Civil Procedure

Citizen plaintiffs can sue to enforce Texas fetal heartbeat bill; could Uber drivers be liable?

  • Print

abortion words and gavel

Image from Shutterstock.

A new Texas law that bans abortions after the detection of a fetal heartbeat has an unusual enforcement provision: Private citizens can sue abortion providers and others who knowingly help pregnant women violate the restrictions.

No state official is authorized to enforce the law, a provision that appears intended to prevent abortion providers from suing the state in federal court to block enforcement, report the New York Times and the Texas Tribune.

Under the law, abortion clinics would be lawsuit defendants in citizen lawsuits, rather than plaintiffs filing a legal challenge against the state.

While other kinds of laws authorize private citizens to sue for enforcement, such lawsuits are in addition to and in support of state enforcement.

“It’s a very unique law, and it’s a very clever law,” said Josh Blackman, a constitutional law professor at the South Texas College of Law in Houston, in an interview with the Texas Tribune. “Planned Parenthood can’t go to court and sue Attorney General [Ken] Paxton like they usually would because he has no role in enforcing the statute.
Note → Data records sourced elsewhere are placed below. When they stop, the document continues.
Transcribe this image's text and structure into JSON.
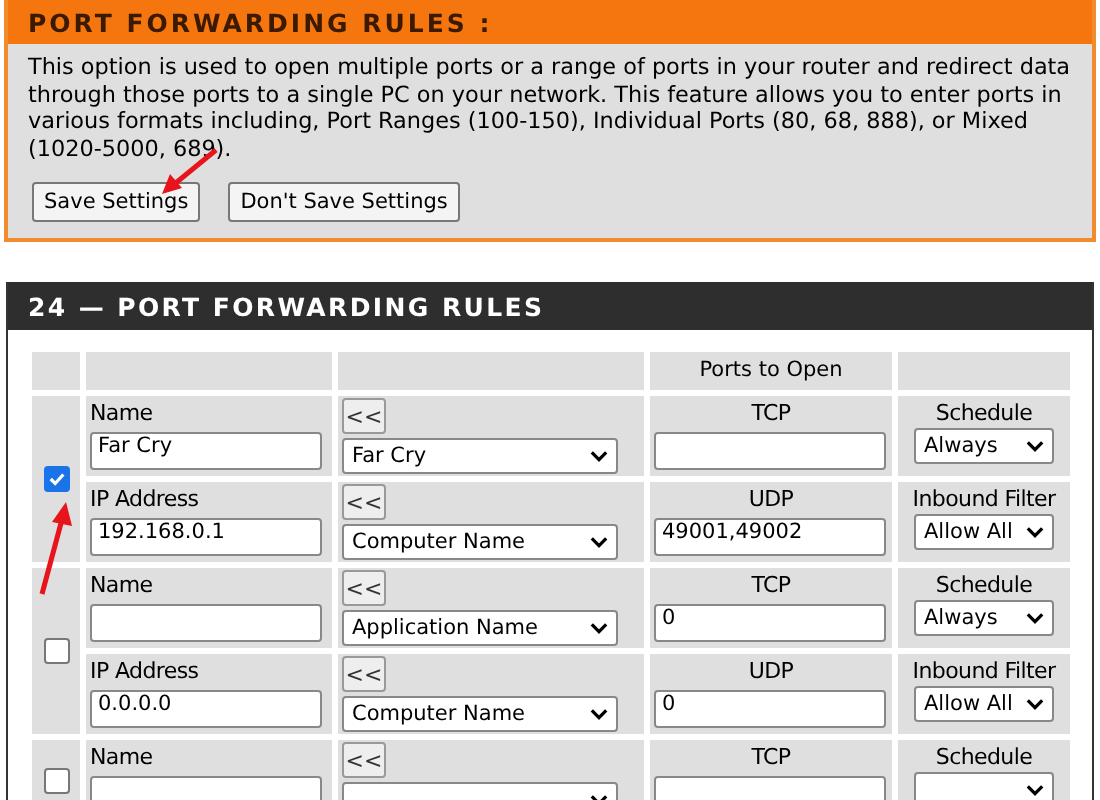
{
  "intro": {
    "title": "PORT FORWARDING RULES :",
    "description": "This option is used to open multiple ports or a range of ports in your router and redirect data through those ports to a single PC on your network. This feature allows you to enter ports in various formats including, Port Ranges (100-150), Individual Ports (80, 68, 888), or Mixed (1020-5000, 689).",
    "buttons": [
      "Save Settings",
      "Don't Save Settings"
    ]
  },
  "rules_table": {
    "title": "24 — PORT FORWARDING RULES",
    "ports_heading": "Ports to Open",
    "rules": [
      {
        "checked": true,
        "lines": [
          {
            "field_label": "Name",
            "field_value": "Far Cry",
            "button": "<<",
            "select": "Far Cry",
            "port_label": "TCP",
            "option_label": "Schedule",
            "option_value": "Always"
          },
          {
            "field_label": "IP Address",
            "field_value": "192.168.0.1",
            "button": "<<",
            "select": "Computer Name",
            "port_label": "UDP",
            "port_value": "49001,49002",
            "option_label": "Inbound Filter",
            "option_value": "Allow All"
          }
        ]
      },
      {
        "checked": false,
        "lines": [
          {
            "field_label": "Name",
            "button": "<<",
            "select": "Application Name",
            "port_label": "TCP",
            "port_value": "0",
            "option_label": "Schedule",
            "option_value": "Always"
          },
          {
            "field_label": "IP Address",
            "field_value": "0.0.0.0",
            "button": "<<",
            "select": "Computer Name",
            "port_label": "UDP",
            "port_value": "0",
            "option_label": "Inbound Filter",
            "option_value": "Allow All"
          }
        ]
      },
      {
        "checked": false,
        "lines": [
          {
            "field_label": "Name",
            "button": "<<",
            "port_label": "TCP",
            "option_label": "Schedule"
          }
        ]
      }
    ]
  }
}
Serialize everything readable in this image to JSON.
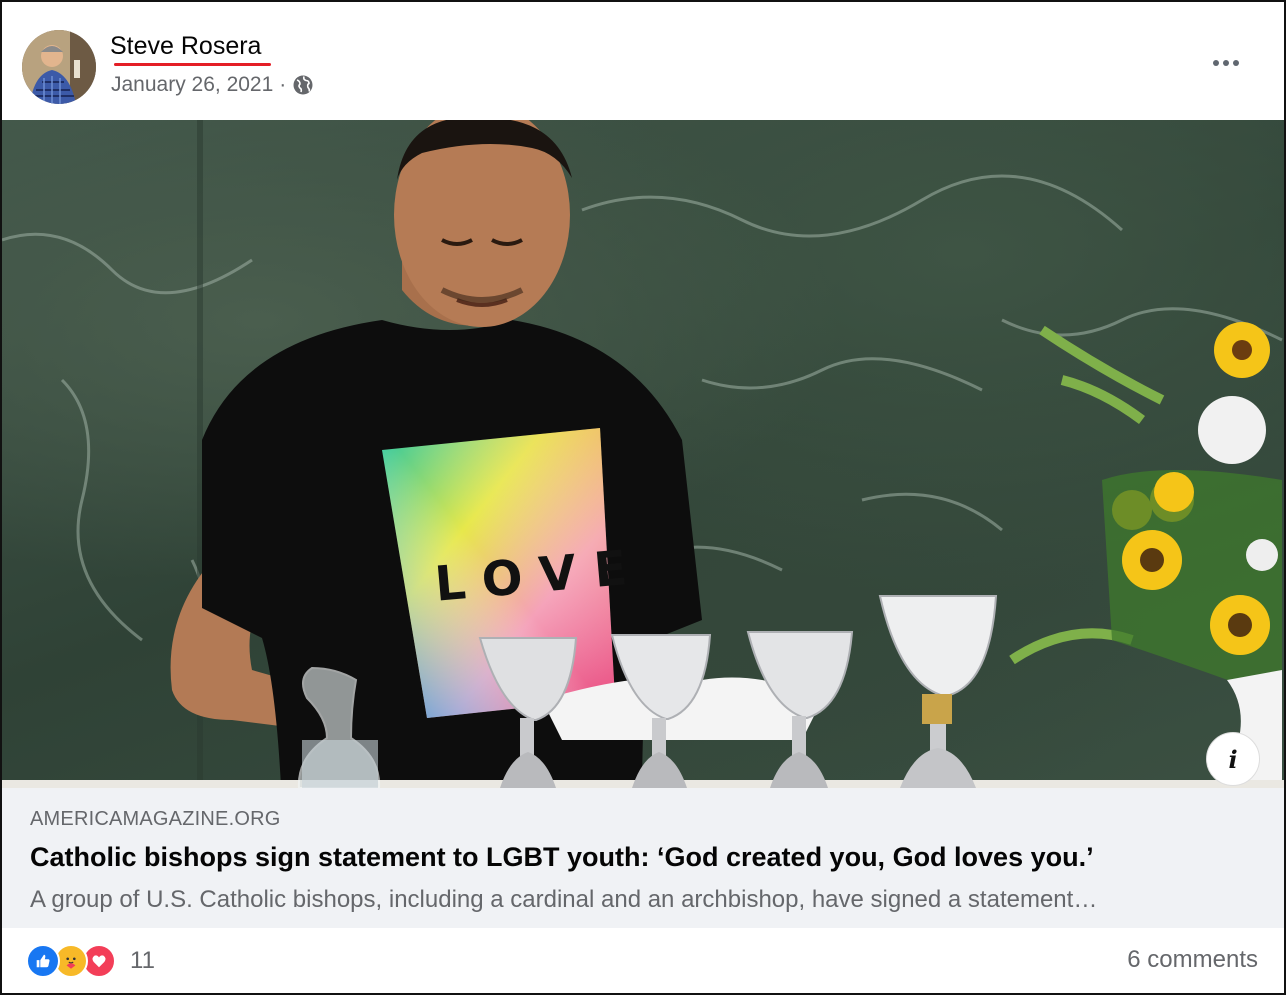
{
  "post": {
    "author": "Steve Rosera",
    "date": "January 26, 2021",
    "separator": "·",
    "audience_icon": "globe-icon",
    "more_icon": "more-horizontal-icon"
  },
  "image": {
    "shirt_text": "LOVE",
    "info_label": "i"
  },
  "link_preview": {
    "domain": "AMERICAMAGAZINE.ORG",
    "title": "Catholic bishops sign statement to LGBT youth: ‘God created you, God loves you.’",
    "description": "A group of U.S. Catholic bishops, including a cardinal and an archbishop, have signed a statement…"
  },
  "footer": {
    "reaction_icons": [
      "like-icon",
      "care-icon",
      "love-icon"
    ],
    "reaction_count": "11",
    "comments": "6 comments"
  },
  "colors": {
    "like": "#1877f2",
    "care": "#f7b928",
    "love": "#f33e58",
    "author_underline": "#e41e26",
    "secondary_text": "#65676b",
    "preview_bg": "#f0f2f5"
  }
}
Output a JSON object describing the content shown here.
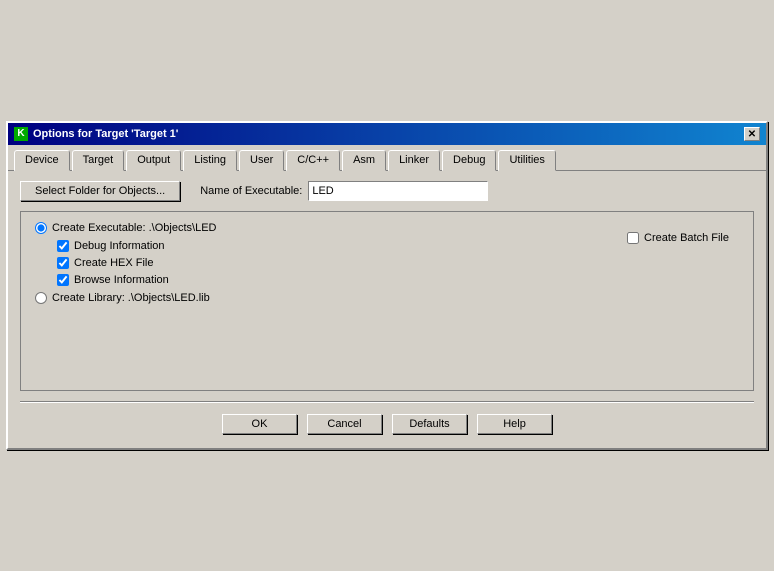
{
  "window": {
    "title": "Options for Target 'Target 1'",
    "close_button": "✕"
  },
  "tabs": {
    "items": [
      {
        "label": "Device",
        "active": false
      },
      {
        "label": "Target",
        "active": false
      },
      {
        "label": "Output",
        "active": true
      },
      {
        "label": "Listing",
        "active": false
      },
      {
        "label": "User",
        "active": false
      },
      {
        "label": "C/C++",
        "active": false
      },
      {
        "label": "Asm",
        "active": false
      },
      {
        "label": "Linker",
        "active": false
      },
      {
        "label": "Debug",
        "active": false
      },
      {
        "label": "Utilities",
        "active": false
      }
    ]
  },
  "content": {
    "select_folder_label": "Select Folder for Objects...",
    "name_exe_label": "Name of Executable:",
    "name_exe_value": "LED",
    "create_executable_label": "Create Executable:  .\\Objects\\LED",
    "debug_info_label": "Debug Information",
    "create_hex_label": "Create HEX File",
    "browse_info_label": "Browse Information",
    "create_library_label": "Create Library:  .\\Objects\\LED.lib",
    "create_batch_label": "Create Batch File",
    "debug_info_checked": true,
    "create_hex_checked": true,
    "browse_info_checked": true,
    "create_batch_checked": false,
    "create_executable_selected": true,
    "create_library_selected": false
  },
  "buttons": {
    "ok": "OK",
    "cancel": "Cancel",
    "defaults": "Defaults",
    "help": "Help"
  }
}
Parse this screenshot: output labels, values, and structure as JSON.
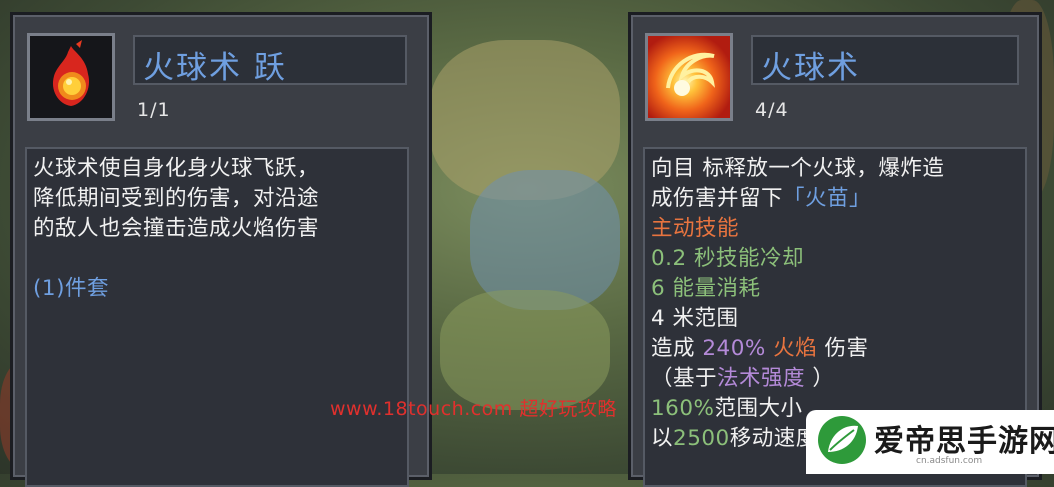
{
  "left_skill": {
    "icon": "fireball-drop-icon",
    "title": "火球术 跃",
    "level": "1/1",
    "description": [
      [
        {
          "t": "火球术使自身化身火球飞跃，",
          "c": "white"
        }
      ],
      [
        {
          "t": "降低期间受到的伤害，对沿途",
          "c": "white"
        }
      ],
      [
        {
          "t": "的敌人也会撞击造成火焰伤害",
          "c": "white"
        }
      ],
      [
        {
          "t": "",
          "c": "white"
        }
      ],
      [
        {
          "t": "(1)件套",
          "c": "blue"
        }
      ]
    ]
  },
  "right_skill": {
    "icon": "fireball-swirl-icon",
    "title": "火球术",
    "level": "4/4",
    "description": [
      [
        {
          "t": "向目 标释放一个火球，爆炸造",
          "c": "white"
        }
      ],
      [
        {
          "t": "成伤害并留下",
          "c": "white"
        },
        {
          "t": "「火苗」",
          "c": "blue"
        }
      ],
      [
        {
          "t": "主动技能",
          "c": "orange"
        }
      ],
      [
        {
          "t": "0.2 秒技能冷却",
          "c": "green"
        }
      ],
      [
        {
          "t": "6 能量消耗",
          "c": "green"
        }
      ],
      [
        {
          "t": "4 米范围",
          "c": "white"
        }
      ],
      [
        {
          "t": "造成 ",
          "c": "white"
        },
        {
          "t": "240%",
          "c": "purple"
        },
        {
          "t": " 火焰",
          "c": "orange"
        },
        {
          "t": " 伤害",
          "c": "white"
        }
      ],
      [
        {
          "t": "（基于",
          "c": "white"
        },
        {
          "t": "法术强度",
          "c": "purple"
        },
        {
          "t": " ）",
          "c": "white"
        }
      ],
      [
        {
          "t": "160%",
          "c": "green"
        },
        {
          "t": "范围大小",
          "c": "white"
        }
      ],
      [
        {
          "t": "以",
          "c": "white"
        },
        {
          "t": "2500",
          "c": "green"
        },
        {
          "t": "移动速度该劫",
          "c": "white"
        }
      ]
    ]
  },
  "watermark": "www.18touch.com 超好玩攻略",
  "logo": {
    "name": "爱帝思手游网",
    "url": "cn.adsfun.com"
  },
  "colors": {
    "white": "#f1f1f1",
    "blue": "#6f9fe0",
    "orange": "#e8743f",
    "green": "#8cc07a",
    "purple": "#b48ad8"
  }
}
They have to basically sit and wait to be sued.”

The law, which takes effect Sept. 1, prevents abortions at about six weeks of pregnancy. It contains an exception only for medical emergencies but not for rape or incest. Current caselaw protects the right to abortion until the point of viability, which happens at about 23 or 24 weeks of pregnancy, according to the New York Times.

Citizens who successfully sue under the Texas law are entitled to an award of at least $10,000. Any American can sue. Suits can be filed by any Texas plaintiff in the home county of that Texas plaintiff, forcing abortion clinics to defend a suit that could be in a court hundreds of miles away.

Melissa Murray, a professor at the New York University School of Law, talked about the reach of the law in an interview with the New York Times.

“If the barista at Starbucks overhears you talking about your abortion, and it was performed after six weeks, that barista is authorized to sue the clinic where you obtained the abortion and to sue any other person who helped you, like the Uber driver who took you there,” Murray said.

Texas Gov. Greg Abbott signed the bill into law in May, soon after the U.S. Supreme Court agreed to hear a challenge to a Mississippi law that bans most abortions after 15 weeks of pregnancy.

Hat tip to @cindi_leive.

Give us feedback, share a story tip or update, or report an error.